[What is required]
Search for the word "icon" in the entries. Each line that holds it should be copied.

........

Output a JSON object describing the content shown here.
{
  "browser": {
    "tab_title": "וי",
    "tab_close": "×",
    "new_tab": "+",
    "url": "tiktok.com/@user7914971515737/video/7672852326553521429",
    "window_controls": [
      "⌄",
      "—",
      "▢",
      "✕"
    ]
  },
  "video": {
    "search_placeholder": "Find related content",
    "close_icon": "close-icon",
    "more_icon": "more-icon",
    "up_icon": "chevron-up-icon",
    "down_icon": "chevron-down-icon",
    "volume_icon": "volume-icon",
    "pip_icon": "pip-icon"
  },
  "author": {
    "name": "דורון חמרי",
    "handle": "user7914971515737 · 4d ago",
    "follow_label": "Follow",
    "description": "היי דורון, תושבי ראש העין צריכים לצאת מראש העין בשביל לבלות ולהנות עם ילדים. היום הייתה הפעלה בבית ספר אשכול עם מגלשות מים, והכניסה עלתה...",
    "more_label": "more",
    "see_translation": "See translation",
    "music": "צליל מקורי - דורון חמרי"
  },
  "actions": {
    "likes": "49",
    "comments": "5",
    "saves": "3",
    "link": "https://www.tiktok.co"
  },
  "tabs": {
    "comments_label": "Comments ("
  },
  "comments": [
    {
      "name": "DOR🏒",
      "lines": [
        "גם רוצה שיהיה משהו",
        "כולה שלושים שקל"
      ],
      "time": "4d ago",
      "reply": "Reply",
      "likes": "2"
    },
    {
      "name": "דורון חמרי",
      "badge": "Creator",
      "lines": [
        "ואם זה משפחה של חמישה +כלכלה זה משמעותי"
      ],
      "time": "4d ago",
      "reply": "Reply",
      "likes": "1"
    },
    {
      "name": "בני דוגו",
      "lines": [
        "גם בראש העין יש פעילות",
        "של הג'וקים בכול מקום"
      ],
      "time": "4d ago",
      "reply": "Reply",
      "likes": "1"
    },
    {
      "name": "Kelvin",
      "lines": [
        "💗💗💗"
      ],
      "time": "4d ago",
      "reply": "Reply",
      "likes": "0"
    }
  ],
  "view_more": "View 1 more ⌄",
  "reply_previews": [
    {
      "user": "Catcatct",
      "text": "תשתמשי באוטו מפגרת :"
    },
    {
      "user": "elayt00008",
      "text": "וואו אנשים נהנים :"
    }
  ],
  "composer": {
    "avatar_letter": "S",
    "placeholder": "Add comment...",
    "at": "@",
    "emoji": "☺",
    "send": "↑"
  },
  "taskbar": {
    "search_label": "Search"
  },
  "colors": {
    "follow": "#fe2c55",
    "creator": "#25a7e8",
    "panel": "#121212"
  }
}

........

[Solution to the exercise]
    "close_icon": "close-icon",
    "more_icon": "more-icon",
    "up_icon": "chevron-up-icon",
    "down_icon": "chevron-down-icon",
    "volume_icon": "volume-icon",
    "pip_icon": "pip-icon"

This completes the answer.